The New World Order’s poster child is the European Union. It was rammed down voter’s throats. So was the euro.
It was the model for the North American Union, which is quietly being constructed under the radar of the voters.
Now it is in the process of disintegration. The defenders of the New World Order are beside themselves with despair. The “grand experiment” is turning out as badly as critics had warned.
Paul Krugman, the Nobel Prize-winning Keynesian, says that Europe is committing suicide. By this, he means that the European Union is at risk. Let’s hope so!
Here is his lament.
Just a few months ago I was feeling some hope about Europe. You may recall that late last fall Europe appeared to be on the verge of financial meltdown; but the European Central Bank, Europe’s counterpart to the Fed, came to the Continent’s rescue. It offered Europe’s banks open-ended credit lines as long as they put up the bonds of European governments as collateral; this directly supported the banks and indirectly supported the governments, and put an end to the panic.
The ECB is as willing to print fiat money as the Federal Reserve System is. Krugman likes that. But it was not enough to save the debt-ridden PIIGS.
The question then was whether this brave and effective action would be the start of a broader rethink, whether European leaders would use the breathing space the bank had created to reconsider the policies that brought matters to a head in the first place.
But they didn’t. Instead, they doubled down on their failed policies and ideas. And it’s getting harder and harder to believe that anything will get them to change course.
What are these terrible ideas? This: to cut government spending. Krugman hates that idea.
Consider the state of affairs in Spain, which is now the epicenter of the crisis. Never mind talk of recession; Spain is in full-on depression, with the overall unemployment rate at 23.6 percent, comparable to America at the depths of the Great Depression, and the youth unemployment rate over 50 percent. This can’t go on — and the realization that it can’t go on is what is sending Spanish borrowing costs ever higher.

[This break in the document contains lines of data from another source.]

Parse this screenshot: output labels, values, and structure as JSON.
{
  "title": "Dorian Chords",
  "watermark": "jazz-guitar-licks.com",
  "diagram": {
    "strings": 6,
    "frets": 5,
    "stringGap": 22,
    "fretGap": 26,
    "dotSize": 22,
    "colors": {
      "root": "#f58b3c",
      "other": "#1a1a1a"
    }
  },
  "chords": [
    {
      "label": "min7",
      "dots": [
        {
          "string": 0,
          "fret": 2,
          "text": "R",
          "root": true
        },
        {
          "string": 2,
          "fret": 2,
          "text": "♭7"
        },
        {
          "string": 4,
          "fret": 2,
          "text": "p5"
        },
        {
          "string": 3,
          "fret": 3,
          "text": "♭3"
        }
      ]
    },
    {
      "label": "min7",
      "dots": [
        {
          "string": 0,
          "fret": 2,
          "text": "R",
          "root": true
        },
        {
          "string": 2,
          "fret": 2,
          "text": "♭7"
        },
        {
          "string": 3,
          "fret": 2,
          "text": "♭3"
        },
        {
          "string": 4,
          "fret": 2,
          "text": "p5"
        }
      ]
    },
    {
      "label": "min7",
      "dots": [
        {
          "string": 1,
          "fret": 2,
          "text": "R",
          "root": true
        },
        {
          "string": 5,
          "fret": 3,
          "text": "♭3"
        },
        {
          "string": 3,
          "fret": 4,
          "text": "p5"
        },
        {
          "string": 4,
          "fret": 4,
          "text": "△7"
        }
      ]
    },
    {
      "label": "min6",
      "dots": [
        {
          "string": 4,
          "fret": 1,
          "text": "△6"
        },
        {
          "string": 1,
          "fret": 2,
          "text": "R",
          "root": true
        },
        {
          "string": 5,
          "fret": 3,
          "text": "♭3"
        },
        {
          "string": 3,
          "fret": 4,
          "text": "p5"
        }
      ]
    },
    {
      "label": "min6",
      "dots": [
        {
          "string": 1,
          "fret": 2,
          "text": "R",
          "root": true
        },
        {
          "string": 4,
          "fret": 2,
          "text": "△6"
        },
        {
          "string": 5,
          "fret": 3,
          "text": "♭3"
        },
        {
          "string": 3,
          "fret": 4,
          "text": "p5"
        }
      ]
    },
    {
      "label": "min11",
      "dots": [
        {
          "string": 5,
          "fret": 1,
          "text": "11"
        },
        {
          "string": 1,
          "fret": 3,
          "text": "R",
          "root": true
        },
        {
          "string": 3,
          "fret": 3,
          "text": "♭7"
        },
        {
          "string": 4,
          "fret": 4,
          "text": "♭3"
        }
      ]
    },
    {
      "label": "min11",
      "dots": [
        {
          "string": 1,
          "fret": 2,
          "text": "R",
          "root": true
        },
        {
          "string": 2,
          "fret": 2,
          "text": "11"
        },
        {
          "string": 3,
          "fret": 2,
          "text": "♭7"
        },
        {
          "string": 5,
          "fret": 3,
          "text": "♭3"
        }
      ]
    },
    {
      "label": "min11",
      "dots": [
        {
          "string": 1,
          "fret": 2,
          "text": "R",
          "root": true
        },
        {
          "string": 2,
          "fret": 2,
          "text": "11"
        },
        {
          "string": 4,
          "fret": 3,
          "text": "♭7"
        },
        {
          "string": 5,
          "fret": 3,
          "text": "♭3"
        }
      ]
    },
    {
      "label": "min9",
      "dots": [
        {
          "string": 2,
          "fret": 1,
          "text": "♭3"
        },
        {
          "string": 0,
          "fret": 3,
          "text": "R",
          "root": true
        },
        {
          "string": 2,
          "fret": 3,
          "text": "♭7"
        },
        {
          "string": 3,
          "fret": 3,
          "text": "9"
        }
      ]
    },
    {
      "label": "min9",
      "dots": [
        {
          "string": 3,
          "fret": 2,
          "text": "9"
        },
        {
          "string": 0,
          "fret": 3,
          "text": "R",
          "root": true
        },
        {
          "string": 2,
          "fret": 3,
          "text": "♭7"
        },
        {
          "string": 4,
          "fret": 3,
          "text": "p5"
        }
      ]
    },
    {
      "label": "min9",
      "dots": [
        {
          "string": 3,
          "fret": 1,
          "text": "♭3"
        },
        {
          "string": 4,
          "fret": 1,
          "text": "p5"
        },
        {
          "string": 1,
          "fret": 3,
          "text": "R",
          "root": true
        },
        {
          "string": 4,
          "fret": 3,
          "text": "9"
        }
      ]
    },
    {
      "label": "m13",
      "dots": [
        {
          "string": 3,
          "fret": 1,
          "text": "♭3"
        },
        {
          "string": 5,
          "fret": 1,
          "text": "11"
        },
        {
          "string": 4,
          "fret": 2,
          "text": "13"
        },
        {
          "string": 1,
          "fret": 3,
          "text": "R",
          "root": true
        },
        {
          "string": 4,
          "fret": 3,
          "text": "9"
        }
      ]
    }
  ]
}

Spain’s banks funded a housing bubble. How? With money from northern European banks. Why? Because interest rates were set too low by northern banks. Now they are rising.
The German bankers want austerity, meaning honest, market-driven rates and reduced government spending. Krugman is outraged.
This is, not to mince words, just insane. Europe has had several years of experience with harsh austerity programs, and the results are exactly what students of history told you would happen: such programs push depressed economies even deeper into depression. And because investors look at the state of a nation’s economy when assessing its ability to repay debt, austerity programs haven’t even worked as a way to reduce borrowing costs.
What is his recommendation? Abandoning the euro. That would let national central banks inflate. To head this off, the ECB must inflate. The EU needs more deficits. In short, it needs more of the same dumb policies that caused the crisis.
So if European leaders really wanted to save the euro they would be looking for an alternative course. And the shape of such an alternative is actually fairly clear. The Continent needs more expansionary monetary policies, in the form of a willingness — an announced willingness — on the part of the European Central Bank to accept somewhat higher inflation; it needs more expansionary fiscal policies, in the form of budgets in Germany that offset austerity in Spain and other troubled nations around the Continent’s periphery, rather than reinforcing it. Even with such policies, the peripheral nations would face years of hard times. But at least there would be some hope of recovery.
It’s not happening, he says. “What we’re actually seeing, however, is complete inflexibility. In March, European leaders signed a fiscal pact that in effect locks in fiscal austerity as the response to any and all problems. Meanwhile, key officials at the central bank are making a point of emphasizing the bank’s willingness to raise rates at the slightest hint of higher inflation.”
Keynesianism is dying.Its proponents watch in horror as bad Keynesian policies have pushed Europe to the edge. They call for more. They want governments to kick the can. They want more deficits and larger deficits. They want more of the same. They will get it. And Europe will go over the edge, as Austrian economists have predicted.